**Brief**.
In your copy, include every line of the listing below exactly but none of the pictures.

**Recorded data**.

——————————

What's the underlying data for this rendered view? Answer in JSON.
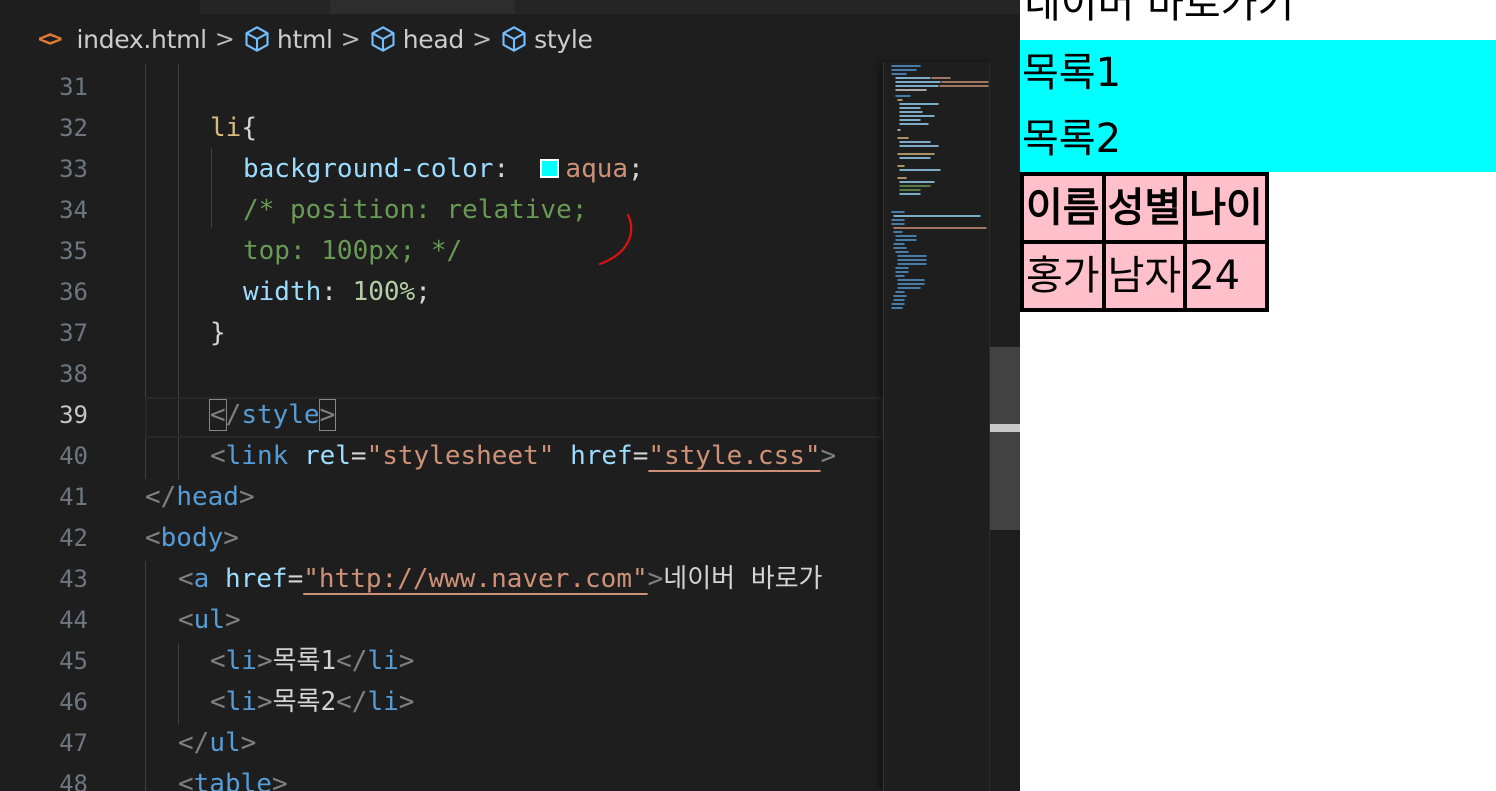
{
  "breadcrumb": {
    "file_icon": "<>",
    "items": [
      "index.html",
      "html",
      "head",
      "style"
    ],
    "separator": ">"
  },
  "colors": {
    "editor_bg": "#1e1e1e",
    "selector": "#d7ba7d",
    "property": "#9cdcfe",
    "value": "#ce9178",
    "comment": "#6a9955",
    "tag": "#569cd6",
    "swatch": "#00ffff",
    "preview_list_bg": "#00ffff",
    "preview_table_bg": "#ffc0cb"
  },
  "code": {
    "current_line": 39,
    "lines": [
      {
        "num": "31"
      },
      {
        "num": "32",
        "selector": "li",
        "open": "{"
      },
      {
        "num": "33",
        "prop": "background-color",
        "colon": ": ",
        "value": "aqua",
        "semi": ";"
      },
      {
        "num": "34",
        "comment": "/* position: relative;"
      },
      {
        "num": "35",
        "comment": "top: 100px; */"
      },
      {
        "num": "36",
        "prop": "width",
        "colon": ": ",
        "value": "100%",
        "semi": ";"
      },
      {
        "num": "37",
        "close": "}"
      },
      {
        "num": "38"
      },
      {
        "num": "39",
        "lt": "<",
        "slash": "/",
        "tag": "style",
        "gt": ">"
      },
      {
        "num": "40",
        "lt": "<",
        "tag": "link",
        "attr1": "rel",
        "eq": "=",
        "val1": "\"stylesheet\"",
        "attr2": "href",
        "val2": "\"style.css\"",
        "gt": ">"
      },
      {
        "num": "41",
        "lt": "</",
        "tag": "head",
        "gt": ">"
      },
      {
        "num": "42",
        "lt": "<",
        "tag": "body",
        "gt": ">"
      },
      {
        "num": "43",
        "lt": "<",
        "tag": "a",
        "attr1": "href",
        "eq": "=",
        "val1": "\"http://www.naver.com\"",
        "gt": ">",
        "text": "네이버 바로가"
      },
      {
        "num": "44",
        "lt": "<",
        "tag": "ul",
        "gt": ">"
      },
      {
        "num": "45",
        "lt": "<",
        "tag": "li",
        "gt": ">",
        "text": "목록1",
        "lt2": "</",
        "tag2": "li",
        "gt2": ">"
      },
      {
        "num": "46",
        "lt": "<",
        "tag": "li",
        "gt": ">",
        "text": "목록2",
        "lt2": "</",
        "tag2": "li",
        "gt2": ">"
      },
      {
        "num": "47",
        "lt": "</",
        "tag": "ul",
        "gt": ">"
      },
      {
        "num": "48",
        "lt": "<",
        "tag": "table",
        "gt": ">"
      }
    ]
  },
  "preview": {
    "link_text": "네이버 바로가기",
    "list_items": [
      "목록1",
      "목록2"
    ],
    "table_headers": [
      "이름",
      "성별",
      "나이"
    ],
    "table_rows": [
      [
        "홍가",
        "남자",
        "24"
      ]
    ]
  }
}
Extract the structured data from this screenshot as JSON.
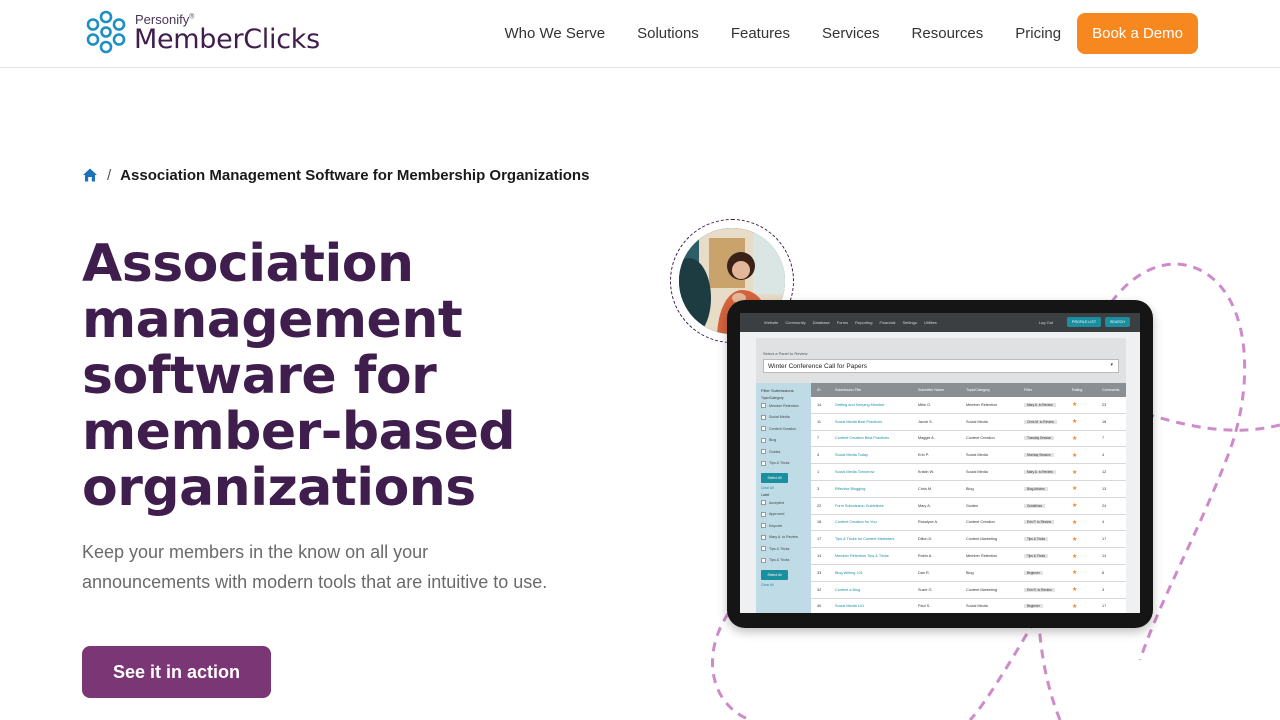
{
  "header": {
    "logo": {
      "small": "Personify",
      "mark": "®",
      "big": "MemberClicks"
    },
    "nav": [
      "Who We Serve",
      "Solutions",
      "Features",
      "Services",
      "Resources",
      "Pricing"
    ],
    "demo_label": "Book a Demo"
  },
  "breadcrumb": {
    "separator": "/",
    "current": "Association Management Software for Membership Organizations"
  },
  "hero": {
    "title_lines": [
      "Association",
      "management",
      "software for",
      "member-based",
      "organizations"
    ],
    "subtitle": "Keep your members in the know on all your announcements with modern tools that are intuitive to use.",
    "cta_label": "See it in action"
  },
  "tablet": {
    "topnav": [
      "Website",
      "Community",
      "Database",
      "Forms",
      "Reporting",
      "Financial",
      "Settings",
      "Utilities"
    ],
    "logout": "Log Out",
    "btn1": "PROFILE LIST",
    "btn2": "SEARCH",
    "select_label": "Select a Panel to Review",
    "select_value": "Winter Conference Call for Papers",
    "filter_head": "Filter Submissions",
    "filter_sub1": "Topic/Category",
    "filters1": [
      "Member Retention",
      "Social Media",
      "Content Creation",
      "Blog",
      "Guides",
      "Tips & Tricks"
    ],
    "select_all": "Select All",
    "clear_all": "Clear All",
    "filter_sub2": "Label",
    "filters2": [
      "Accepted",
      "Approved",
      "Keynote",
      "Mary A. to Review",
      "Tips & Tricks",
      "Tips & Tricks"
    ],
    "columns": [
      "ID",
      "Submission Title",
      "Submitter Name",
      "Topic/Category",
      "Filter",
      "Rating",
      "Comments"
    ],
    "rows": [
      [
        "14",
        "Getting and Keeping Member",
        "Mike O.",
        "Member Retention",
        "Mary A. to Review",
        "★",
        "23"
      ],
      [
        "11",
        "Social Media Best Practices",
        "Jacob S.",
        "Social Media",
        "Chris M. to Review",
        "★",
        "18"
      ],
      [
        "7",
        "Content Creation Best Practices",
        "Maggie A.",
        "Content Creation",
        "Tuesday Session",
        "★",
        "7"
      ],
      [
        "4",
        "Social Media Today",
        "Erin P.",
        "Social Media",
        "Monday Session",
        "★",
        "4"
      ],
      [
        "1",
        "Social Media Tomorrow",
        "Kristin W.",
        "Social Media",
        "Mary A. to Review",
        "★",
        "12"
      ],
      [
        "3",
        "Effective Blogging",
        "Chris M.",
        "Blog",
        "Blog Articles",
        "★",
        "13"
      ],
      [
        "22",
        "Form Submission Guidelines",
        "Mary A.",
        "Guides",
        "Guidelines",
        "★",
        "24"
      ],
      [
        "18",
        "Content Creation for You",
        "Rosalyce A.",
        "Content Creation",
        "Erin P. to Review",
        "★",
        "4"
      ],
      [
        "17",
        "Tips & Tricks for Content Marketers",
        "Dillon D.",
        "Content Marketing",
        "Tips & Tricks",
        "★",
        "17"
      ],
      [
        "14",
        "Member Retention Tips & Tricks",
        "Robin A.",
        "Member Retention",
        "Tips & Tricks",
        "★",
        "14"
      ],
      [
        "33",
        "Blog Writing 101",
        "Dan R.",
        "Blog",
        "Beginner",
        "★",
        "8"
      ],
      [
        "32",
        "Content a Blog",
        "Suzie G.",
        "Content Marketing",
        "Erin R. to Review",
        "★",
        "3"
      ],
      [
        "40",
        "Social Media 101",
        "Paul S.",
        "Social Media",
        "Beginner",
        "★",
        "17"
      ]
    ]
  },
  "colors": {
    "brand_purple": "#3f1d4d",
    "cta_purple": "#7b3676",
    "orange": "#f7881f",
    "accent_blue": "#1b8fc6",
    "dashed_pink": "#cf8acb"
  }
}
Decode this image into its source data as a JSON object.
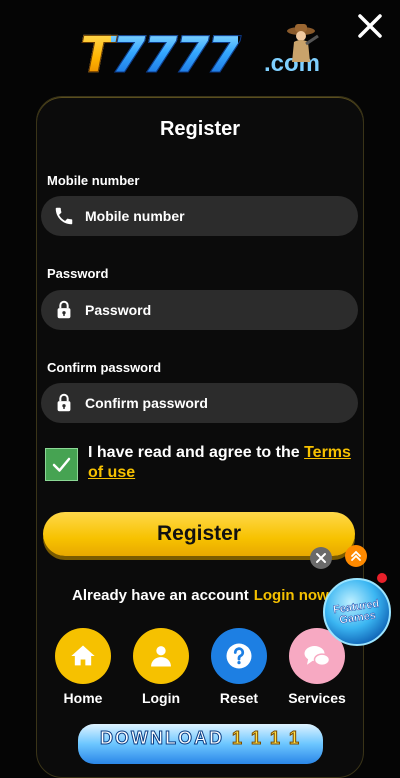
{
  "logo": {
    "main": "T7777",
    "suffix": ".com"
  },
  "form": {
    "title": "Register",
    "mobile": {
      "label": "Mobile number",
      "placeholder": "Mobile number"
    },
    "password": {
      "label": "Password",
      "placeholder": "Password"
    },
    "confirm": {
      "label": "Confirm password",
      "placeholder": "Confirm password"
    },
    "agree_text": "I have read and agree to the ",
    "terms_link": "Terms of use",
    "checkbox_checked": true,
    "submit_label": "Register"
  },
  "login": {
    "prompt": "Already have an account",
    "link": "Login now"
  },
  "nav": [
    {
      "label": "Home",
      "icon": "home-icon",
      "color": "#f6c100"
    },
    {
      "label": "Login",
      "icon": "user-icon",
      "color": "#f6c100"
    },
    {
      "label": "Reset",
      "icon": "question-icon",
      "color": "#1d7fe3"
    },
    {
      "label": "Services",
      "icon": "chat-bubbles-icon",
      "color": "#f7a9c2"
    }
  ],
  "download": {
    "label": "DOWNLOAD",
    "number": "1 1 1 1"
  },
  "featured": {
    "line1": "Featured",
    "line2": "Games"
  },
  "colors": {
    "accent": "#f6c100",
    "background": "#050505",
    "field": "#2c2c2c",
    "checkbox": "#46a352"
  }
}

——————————

**Result of this exercise**.
What's the underlying data for this rendered view? Answer in JSON.
{
  "breadcrumb": {
    "file_icon": "<>",
    "items": [
      "index.html",
      "html",
      "head",
      "style"
    ],
    "separator": ">"
  },
  "colors": {
    "editor_bg": "#1e1e1e",
    "selector": "#d7ba7d",
    "property": "#9cdcfe",
    "value": "#ce9178",
    "comment": "#6a9955",
    "tag": "#569cd6",
    "swatch": "#00ffff",
    "preview_list_bg": "#00ffff",
    "preview_table_bg": "#ffc0cb"
  },
  "code": {
    "current_line": 39,
    "lines": [
      {
        "num": "31"
      },
      {
        "num": "32",
        "selector": "li",
        "open": "{"
      },
      {
        "num": "33",
        "prop": "background-color",
        "colon": ": ",
        "value": "aqua",
        "semi": ";"
      },
      {
        "num": "34",
        "comment": "/* position: relative;"
      },
      {
        "num": "35",
        "comment": "top: 100px; */"
      },
      {
        "num": "36",
        "prop": "width",
        "colon": ": ",
        "value": "100%",
        "semi": ";"
      },
      {
        "num": "37",
        "close": "}"
      },
      {
        "num": "38"
      },
      {
        "num": "39",
        "lt": "<",
        "slash": "/",
        "tag": "style",
        "gt": ">"
      },
      {
        "num": "40",
        "lt": "<",
        "tag": "link",
        "attr1": "rel",
        "eq": "=",
        "val1": "\"stylesheet\"",
        "attr2": "href",
        "val2": "\"style.css\"",
        "gt": ">"
      },
      {
        "num": "41",
        "lt": "</",
        "tag": "head",
        "gt": ">"
      },
      {
        "num": "42",
        "lt": "<",
        "tag": "body",
        "gt": ">"
      },
      {
        "num": "43",
        "lt": "<",
        "tag": "a",
        "attr1": "href",
        "eq": "=",
        "val1": "\"http://www.naver.com\"",
        "gt": ">",
        "text": "네이버 바로가"
      },
      {
        "num": "44",
        "lt": "<",
        "tag": "ul",
        "gt": ">"
      },
      {
        "num": "45",
        "lt": "<",
        "tag": "li",
        "gt": ">",
        "text": "목록1",
        "lt2": "</",
        "tag2": "li",
        "gt2": ">"
      },
      {
        "num": "46",
        "lt": "<",
        "tag": "li",
        "gt": ">",
        "text": "목록2",
        "lt2": "</",
        "tag2": "li",
        "gt2": ">"
      },
      {
        "num": "47",
        "lt": "</",
        "tag": "ul",
        "gt": ">"
      },
      {
        "num": "48",
        "lt": "<",
        "tag": "table",
        "gt": ">"
      }
    ]
  },
  "preview": {
    "link_text": "네이버 바로가기",
    "list_items": [
      "목록1",
      "목록2"
    ],
    "table_headers": [
      "이름",
      "성별",
      "나이"
    ],
    "table_rows": [
      [
        "홍가",
        "남자",
        "24"
      ]
    ]
  }
}
Extract the structured data from this screenshot as JSON.
{
  "header": {
    "logo": {
      "small": "Personify",
      "mark": "®",
      "big": "MemberClicks"
    },
    "nav": [
      "Who We Serve",
      "Solutions",
      "Features",
      "Services",
      "Resources",
      "Pricing"
    ],
    "demo_label": "Book a Demo"
  },
  "breadcrumb": {
    "separator": "/",
    "current": "Association Management Software for Membership Organizations"
  },
  "hero": {
    "title_lines": [
      "Association",
      "management",
      "software for",
      "member-based",
      "organizations"
    ],
    "subtitle": "Keep your members in the know on all your announcements with modern tools that are intuitive to use.",
    "cta_label": "See it in action"
  },
  "tablet": {
    "topnav": [
      "Website",
      "Community",
      "Database",
      "Forms",
      "Reporting",
      "Financial",
      "Settings",
      "Utilities"
    ],
    "logout": "Log Out",
    "btn1": "PROFILE LIST",
    "btn2": "SEARCH",
    "select_label": "Select a Panel to Review",
    "select_value": "Winter Conference Call for Papers",
    "filter_head": "Filter Submissions",
    "filter_sub1": "Topic/Category",
    "filters1": [
      "Member Retention",
      "Social Media",
      "Content Creation",
      "Blog",
      "Guides",
      "Tips & Tricks"
    ],
    "select_all": "Select All",
    "clear_all": "Clear All",
    "filter_sub2": "Label",
    "filters2": [
      "Accepted",
      "Approved",
      "Keynote",
      "Mary A. to Review",
      "Tips & Tricks",
      "Tips & Tricks"
    ],
    "columns": [
      "ID",
      "Submission Title",
      "Submitter Name",
      "Topic/Category",
      "Filter",
      "Rating",
      "Comments"
    ],
    "rows": [
      [
        "14",
        "Getting and Keeping Member",
        "Mike O.",
        "Member Retention",
        "Mary A. to Review",
        "★",
        "23"
      ],
      [
        "11",
        "Social Media Best Practices",
        "Jacob S.",
        "Social Media",
        "Chris M. to Review",
        "★",
        "18"
      ],
      [
        "7",
        "Content Creation Best Practices",
        "Maggie A.",
        "Content Creation",
        "Tuesday Session",
        "★",
        "7"
      ],
      [
        "4",
        "Social Media Today",
        "Erin P.",
        "Social Media",
        "Monday Session",
        "★",
        "4"
      ],
      [
        "1",
        "Social Media Tomorrow",
        "Kristin W.",
        "Social Media",
        "Mary A. to Review",
        "★",
        "12"
      ],
      [
        "3",
        "Effective Blogging",
        "Chris M.",
        "Blog",
        "Blog Articles",
        "★",
        "13"
      ],
      [
        "22",
        "Form Submission Guidelines",
        "Mary A.",
        "Guides",
        "Guidelines",
        "★",
        "24"
      ],
      [
        "18",
        "Content Creation for You",
        "Rosalyce A.",
        "Content Creation",
        "Erin P. to Review",
        "★",
        "4"
      ],
      [
        "17",
        "Tips & Tricks for Content Marketers",
        "Dillon D.",
        "Content Marketing",
        "Tips & Tricks",
        "★",
        "17"
      ],
      [
        "14",
        "Member Retention Tips & Tricks",
        "Robin A.",
        "Member Retention",
        "Tips & Tricks",
        "★",
        "14"
      ],
      [
        "33",
        "Blog Writing 101",
        "Dan R.",
        "Blog",
        "Beginner",
        "★",
        "8"
      ],
      [
        "32",
        "Content a Blog",
        "Suzie G.",
        "Content Marketing",
        "Erin R. to Review",
        "★",
        "3"
      ],
      [
        "40",
        "Social Media 101",
        "Paul S.",
        "Social Media",
        "Beginner",
        "★",
        "17"
      ]
    ]
  },
  "colors": {
    "brand_purple": "#3f1d4d",
    "cta_purple": "#7b3676",
    "orange": "#f7881f",
    "accent_blue": "#1b8fc6",
    "dashed_pink": "#cf8acb"
  }
}
Decode this image into its source data as a JSON object.
{
  "logo": {
    "main": "T7777",
    "suffix": ".com"
  },
  "form": {
    "title": "Register",
    "mobile": {
      "label": "Mobile number",
      "placeholder": "Mobile number"
    },
    "password": {
      "label": "Password",
      "placeholder": "Password"
    },
    "confirm": {
      "label": "Confirm password",
      "placeholder": "Confirm password"
    },
    "agree_text": "I have read and agree to the ",
    "terms_link": "Terms of use",
    "checkbox_checked": true,
    "submit_label": "Register"
  },
  "login": {
    "prompt": "Already have an account",
    "link": "Login now"
  },
  "nav": [
    {
      "label": "Home",
      "icon": "home-icon",
      "color": "#f6c100"
    },
    {
      "label": "Login",
      "icon": "user-icon",
      "color": "#f6c100"
    },
    {
      "label": "Reset",
      "icon": "question-icon",
      "color": "#1d7fe3"
    },
    {
      "label": "Services",
      "icon": "chat-bubbles-icon",
      "color": "#f7a9c2"
    }
  ],
  "download": {
    "label": "DOWNLOAD",
    "number": "1 1 1 1"
  },
  "featured": {
    "line1": "Featured",
    "line2": "Games"
  },
  "colors": {
    "accent": "#f6c100",
    "background": "#050505",
    "field": "#2c2c2c",
    "checkbox": "#46a352"
  }
}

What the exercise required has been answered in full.